== Provided data ==
--------------------------------------------------

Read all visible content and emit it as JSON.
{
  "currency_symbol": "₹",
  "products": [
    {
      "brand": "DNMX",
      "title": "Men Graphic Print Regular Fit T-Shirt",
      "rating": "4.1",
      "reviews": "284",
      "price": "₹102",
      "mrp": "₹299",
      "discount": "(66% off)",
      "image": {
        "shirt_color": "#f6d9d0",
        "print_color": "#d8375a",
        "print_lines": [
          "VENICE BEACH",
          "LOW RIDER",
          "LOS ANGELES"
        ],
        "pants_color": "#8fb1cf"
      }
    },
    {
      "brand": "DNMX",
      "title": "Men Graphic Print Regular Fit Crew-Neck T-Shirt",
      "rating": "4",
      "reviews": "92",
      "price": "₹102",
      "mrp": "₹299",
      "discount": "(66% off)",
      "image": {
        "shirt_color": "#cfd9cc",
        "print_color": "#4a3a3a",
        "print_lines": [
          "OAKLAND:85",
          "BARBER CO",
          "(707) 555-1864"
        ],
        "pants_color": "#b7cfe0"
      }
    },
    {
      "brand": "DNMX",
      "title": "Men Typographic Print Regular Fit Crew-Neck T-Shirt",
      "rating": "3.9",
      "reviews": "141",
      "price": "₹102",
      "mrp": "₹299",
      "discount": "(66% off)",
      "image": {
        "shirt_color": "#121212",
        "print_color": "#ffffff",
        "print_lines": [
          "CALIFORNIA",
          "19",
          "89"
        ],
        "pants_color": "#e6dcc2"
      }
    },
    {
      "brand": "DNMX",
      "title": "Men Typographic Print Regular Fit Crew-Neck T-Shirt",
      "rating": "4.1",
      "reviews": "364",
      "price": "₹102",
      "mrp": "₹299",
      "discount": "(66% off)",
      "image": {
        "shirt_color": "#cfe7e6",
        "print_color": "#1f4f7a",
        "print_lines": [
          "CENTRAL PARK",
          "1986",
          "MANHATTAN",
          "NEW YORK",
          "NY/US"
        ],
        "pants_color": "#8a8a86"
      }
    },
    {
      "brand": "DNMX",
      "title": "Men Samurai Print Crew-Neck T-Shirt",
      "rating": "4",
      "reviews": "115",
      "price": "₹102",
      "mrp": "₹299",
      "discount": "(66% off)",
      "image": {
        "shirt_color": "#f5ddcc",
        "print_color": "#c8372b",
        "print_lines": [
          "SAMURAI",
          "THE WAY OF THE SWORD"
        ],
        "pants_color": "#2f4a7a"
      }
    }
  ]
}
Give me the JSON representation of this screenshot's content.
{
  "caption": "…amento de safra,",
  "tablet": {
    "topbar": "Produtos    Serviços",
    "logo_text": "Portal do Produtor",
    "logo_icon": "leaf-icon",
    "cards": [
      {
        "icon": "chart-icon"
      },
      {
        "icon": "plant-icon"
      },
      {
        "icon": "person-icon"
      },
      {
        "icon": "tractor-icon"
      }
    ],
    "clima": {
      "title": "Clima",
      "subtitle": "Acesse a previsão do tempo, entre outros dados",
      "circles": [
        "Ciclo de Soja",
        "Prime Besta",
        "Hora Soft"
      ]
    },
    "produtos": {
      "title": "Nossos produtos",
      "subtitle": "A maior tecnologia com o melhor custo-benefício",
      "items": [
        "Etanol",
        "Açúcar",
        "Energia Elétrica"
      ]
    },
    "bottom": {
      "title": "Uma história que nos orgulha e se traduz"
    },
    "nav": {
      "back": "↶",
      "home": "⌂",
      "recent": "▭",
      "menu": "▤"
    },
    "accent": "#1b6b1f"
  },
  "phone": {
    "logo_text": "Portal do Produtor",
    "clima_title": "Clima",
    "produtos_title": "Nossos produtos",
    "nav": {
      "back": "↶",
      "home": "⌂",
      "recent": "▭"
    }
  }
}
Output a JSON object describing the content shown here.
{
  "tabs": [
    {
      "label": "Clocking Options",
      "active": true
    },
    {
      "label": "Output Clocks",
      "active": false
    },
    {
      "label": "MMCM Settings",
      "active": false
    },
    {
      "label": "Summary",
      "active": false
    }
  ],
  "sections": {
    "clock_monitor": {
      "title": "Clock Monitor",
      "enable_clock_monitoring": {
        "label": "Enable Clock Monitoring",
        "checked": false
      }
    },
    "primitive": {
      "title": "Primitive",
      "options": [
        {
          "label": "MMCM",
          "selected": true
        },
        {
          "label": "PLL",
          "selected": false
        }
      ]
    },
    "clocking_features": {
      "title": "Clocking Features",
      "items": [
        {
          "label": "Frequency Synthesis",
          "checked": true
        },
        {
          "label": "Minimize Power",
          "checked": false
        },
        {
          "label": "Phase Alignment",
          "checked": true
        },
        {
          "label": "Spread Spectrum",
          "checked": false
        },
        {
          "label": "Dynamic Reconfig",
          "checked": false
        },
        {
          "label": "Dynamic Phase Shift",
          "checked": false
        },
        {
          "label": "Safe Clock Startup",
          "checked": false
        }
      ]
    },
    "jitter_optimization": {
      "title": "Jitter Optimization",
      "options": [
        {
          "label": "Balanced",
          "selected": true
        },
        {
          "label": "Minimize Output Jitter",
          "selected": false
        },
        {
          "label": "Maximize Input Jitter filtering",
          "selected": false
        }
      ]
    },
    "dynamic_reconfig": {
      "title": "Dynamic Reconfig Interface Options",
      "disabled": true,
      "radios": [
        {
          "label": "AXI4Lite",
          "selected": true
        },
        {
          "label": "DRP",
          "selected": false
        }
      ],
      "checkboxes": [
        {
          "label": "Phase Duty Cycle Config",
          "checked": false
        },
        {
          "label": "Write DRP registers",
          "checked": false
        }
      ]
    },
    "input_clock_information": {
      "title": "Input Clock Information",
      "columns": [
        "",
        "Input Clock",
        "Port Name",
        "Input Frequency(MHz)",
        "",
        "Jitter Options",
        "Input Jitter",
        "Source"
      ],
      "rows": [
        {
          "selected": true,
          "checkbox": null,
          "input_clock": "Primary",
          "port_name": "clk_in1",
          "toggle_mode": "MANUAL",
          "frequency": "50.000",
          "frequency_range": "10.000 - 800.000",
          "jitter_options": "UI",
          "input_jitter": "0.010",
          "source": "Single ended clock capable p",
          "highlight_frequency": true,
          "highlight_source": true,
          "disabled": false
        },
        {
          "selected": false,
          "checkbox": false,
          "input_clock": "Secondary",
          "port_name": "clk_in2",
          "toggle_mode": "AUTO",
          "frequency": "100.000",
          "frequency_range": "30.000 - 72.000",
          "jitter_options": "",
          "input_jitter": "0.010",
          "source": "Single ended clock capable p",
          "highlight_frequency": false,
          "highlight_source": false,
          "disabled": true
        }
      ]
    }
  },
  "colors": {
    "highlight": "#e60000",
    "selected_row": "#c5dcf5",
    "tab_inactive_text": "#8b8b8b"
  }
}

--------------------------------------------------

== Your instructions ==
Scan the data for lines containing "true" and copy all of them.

== Result of this exercise ==
      "active": true
          "selected": true
          "checked": true
          "checked": true
          "selected": true
      "disabled": true,
          "selected": true
          "selected": true,
          "highlight_frequency": true,
          "highlight_source": true,
          "disabled": true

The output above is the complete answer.